**Goal of the exercise**
The answer must consist of every line in the data below that holds the word "Scalable".

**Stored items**
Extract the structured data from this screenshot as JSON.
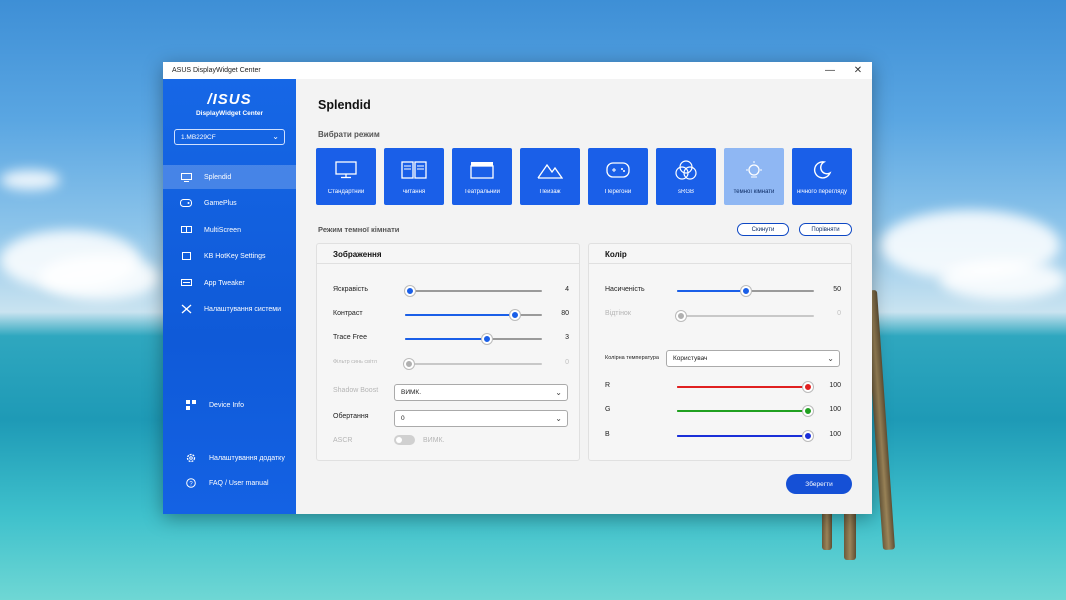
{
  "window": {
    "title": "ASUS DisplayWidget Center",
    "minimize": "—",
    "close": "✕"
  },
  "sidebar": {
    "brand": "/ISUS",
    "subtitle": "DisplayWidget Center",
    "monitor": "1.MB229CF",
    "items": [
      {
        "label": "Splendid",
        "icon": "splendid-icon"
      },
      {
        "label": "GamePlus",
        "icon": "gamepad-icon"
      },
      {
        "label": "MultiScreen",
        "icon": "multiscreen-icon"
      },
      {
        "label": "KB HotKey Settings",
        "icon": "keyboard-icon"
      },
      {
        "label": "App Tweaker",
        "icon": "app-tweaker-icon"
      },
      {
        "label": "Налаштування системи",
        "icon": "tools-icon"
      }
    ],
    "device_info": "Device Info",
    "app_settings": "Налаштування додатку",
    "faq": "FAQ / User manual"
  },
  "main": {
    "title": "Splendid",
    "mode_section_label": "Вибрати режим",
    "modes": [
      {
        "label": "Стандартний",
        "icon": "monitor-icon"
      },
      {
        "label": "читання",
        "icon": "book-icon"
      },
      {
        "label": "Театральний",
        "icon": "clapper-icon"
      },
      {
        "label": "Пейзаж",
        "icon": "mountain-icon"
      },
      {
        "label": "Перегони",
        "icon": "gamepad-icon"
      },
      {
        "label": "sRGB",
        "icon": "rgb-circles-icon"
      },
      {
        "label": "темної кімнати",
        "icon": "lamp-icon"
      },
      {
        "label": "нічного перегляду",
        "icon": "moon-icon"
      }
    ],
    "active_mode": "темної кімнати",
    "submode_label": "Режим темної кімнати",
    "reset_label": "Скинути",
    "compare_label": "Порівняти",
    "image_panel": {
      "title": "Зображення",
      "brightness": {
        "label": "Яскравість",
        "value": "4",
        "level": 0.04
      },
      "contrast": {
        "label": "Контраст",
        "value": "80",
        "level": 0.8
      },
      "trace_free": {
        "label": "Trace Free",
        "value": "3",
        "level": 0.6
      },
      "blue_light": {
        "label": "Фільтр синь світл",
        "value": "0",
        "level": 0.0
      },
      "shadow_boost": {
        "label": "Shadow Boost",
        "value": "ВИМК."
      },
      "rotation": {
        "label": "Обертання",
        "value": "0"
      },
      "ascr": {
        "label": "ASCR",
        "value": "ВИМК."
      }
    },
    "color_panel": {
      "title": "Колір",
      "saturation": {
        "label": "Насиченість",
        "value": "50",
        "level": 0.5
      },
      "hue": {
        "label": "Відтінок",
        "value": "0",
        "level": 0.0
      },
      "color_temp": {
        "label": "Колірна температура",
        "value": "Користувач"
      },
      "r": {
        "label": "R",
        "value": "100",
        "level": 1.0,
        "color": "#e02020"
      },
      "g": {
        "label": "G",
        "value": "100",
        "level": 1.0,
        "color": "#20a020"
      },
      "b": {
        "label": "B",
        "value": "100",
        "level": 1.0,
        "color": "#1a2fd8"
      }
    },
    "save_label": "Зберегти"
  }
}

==

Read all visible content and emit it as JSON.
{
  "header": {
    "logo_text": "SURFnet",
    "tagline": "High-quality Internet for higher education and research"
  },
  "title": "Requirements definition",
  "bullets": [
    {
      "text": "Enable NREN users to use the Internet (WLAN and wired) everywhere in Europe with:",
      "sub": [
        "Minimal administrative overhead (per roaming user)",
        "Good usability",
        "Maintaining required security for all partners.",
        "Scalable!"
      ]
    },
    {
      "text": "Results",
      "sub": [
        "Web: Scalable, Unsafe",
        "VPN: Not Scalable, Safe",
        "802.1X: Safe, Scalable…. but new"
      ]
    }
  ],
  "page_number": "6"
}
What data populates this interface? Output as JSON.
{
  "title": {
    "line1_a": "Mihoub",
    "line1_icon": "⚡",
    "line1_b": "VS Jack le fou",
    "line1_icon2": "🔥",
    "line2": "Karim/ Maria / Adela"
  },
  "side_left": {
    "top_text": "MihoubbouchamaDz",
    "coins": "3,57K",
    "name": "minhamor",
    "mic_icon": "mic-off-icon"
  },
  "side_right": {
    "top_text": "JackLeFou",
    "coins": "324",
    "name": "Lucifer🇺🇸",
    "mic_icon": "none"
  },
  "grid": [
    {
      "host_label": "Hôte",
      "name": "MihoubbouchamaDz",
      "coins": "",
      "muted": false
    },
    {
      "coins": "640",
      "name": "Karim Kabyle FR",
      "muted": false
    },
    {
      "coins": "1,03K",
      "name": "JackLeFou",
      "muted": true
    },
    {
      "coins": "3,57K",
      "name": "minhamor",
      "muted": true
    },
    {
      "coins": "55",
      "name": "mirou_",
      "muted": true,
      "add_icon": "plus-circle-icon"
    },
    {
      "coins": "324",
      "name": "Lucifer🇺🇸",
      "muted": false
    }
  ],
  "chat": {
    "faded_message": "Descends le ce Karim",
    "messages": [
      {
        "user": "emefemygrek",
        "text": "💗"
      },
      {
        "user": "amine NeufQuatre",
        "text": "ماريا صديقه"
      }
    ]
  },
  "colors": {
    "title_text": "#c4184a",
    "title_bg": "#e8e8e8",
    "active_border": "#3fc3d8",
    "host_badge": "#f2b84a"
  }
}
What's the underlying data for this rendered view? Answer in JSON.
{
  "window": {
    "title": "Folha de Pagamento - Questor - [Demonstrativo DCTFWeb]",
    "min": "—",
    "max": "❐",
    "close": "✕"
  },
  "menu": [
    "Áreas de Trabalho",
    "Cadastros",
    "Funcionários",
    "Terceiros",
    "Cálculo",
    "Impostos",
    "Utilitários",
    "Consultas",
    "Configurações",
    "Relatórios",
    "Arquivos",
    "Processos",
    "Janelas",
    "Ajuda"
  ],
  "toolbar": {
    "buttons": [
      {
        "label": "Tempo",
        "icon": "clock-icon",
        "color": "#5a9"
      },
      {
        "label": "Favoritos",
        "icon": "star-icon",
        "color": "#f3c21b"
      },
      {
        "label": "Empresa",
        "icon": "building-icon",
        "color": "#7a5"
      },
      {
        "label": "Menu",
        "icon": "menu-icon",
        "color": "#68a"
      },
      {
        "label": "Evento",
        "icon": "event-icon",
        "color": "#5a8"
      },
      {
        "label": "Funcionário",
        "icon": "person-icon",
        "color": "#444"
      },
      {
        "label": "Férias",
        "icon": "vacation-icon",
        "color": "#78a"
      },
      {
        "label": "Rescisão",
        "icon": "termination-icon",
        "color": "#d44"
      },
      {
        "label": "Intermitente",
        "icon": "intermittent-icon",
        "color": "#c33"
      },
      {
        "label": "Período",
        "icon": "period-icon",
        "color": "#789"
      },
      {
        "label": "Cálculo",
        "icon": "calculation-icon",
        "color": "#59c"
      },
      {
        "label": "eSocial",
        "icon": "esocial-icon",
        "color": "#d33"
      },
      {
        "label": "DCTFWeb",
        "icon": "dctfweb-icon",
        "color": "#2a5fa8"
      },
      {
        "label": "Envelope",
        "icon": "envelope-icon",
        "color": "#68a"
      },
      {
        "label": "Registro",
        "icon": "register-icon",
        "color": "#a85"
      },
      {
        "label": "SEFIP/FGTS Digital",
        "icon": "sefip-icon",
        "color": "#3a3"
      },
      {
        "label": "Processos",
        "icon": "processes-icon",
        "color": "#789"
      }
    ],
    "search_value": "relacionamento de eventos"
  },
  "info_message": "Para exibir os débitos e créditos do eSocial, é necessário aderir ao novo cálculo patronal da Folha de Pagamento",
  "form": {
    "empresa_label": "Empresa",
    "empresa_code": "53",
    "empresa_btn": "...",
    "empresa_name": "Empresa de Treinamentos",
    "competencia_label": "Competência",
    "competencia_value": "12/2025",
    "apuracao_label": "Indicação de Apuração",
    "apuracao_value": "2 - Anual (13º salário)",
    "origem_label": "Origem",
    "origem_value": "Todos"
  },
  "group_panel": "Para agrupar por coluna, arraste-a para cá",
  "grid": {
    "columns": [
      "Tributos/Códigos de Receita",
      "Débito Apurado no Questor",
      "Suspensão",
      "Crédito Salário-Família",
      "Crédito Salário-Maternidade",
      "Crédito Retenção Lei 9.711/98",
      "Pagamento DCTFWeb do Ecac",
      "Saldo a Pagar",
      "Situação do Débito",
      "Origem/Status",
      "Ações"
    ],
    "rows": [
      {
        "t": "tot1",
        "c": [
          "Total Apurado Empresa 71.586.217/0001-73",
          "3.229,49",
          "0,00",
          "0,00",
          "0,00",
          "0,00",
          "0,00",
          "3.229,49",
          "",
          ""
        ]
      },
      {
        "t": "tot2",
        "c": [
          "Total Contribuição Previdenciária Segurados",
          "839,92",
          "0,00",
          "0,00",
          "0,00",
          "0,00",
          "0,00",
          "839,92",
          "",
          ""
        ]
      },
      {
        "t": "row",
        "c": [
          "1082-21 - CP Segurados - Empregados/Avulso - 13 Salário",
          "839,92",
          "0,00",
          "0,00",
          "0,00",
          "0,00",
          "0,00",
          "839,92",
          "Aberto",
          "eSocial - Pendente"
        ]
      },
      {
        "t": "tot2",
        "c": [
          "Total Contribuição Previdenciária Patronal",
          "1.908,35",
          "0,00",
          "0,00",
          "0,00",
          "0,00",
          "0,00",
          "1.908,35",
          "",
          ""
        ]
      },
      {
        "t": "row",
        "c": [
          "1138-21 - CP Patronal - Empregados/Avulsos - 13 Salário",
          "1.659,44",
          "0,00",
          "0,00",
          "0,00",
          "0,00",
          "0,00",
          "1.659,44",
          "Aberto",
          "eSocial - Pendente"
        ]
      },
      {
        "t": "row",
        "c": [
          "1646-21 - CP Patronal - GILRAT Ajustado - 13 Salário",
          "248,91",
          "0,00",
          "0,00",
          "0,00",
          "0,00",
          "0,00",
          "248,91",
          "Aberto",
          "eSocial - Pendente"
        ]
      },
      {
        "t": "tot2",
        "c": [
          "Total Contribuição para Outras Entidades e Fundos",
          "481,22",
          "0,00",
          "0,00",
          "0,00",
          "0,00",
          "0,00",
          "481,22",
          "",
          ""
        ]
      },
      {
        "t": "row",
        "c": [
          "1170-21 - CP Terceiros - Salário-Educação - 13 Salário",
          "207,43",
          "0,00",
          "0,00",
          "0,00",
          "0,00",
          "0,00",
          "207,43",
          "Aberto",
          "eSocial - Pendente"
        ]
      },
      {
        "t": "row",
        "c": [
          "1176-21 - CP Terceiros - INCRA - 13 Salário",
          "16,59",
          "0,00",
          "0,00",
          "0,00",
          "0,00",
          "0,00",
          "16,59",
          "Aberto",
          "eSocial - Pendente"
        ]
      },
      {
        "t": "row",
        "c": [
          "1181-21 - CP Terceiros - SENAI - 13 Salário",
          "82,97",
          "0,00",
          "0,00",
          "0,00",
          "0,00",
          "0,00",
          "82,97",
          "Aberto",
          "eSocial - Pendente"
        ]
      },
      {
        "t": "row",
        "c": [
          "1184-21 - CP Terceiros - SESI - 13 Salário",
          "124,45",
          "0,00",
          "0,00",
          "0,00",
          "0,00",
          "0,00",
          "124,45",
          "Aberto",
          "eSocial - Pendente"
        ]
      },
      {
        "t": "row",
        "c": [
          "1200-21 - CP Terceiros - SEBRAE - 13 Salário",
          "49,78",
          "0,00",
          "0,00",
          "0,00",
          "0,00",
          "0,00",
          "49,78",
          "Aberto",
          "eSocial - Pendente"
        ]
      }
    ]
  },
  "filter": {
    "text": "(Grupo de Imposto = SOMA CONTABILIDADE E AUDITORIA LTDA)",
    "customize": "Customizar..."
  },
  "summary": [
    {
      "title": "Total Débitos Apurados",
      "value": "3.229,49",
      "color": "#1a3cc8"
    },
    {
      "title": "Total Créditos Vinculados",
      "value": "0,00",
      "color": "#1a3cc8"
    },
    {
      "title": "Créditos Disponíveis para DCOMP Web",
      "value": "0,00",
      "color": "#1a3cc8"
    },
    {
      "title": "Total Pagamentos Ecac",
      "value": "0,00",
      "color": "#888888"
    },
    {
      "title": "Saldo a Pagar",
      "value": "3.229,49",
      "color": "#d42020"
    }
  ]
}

**Solution**
        "Scalable!"
        "Web: Scalable, Unsafe",
        "VPN: Not Scalable, Safe",
        "802.1X: Safe, Scalable…. but new"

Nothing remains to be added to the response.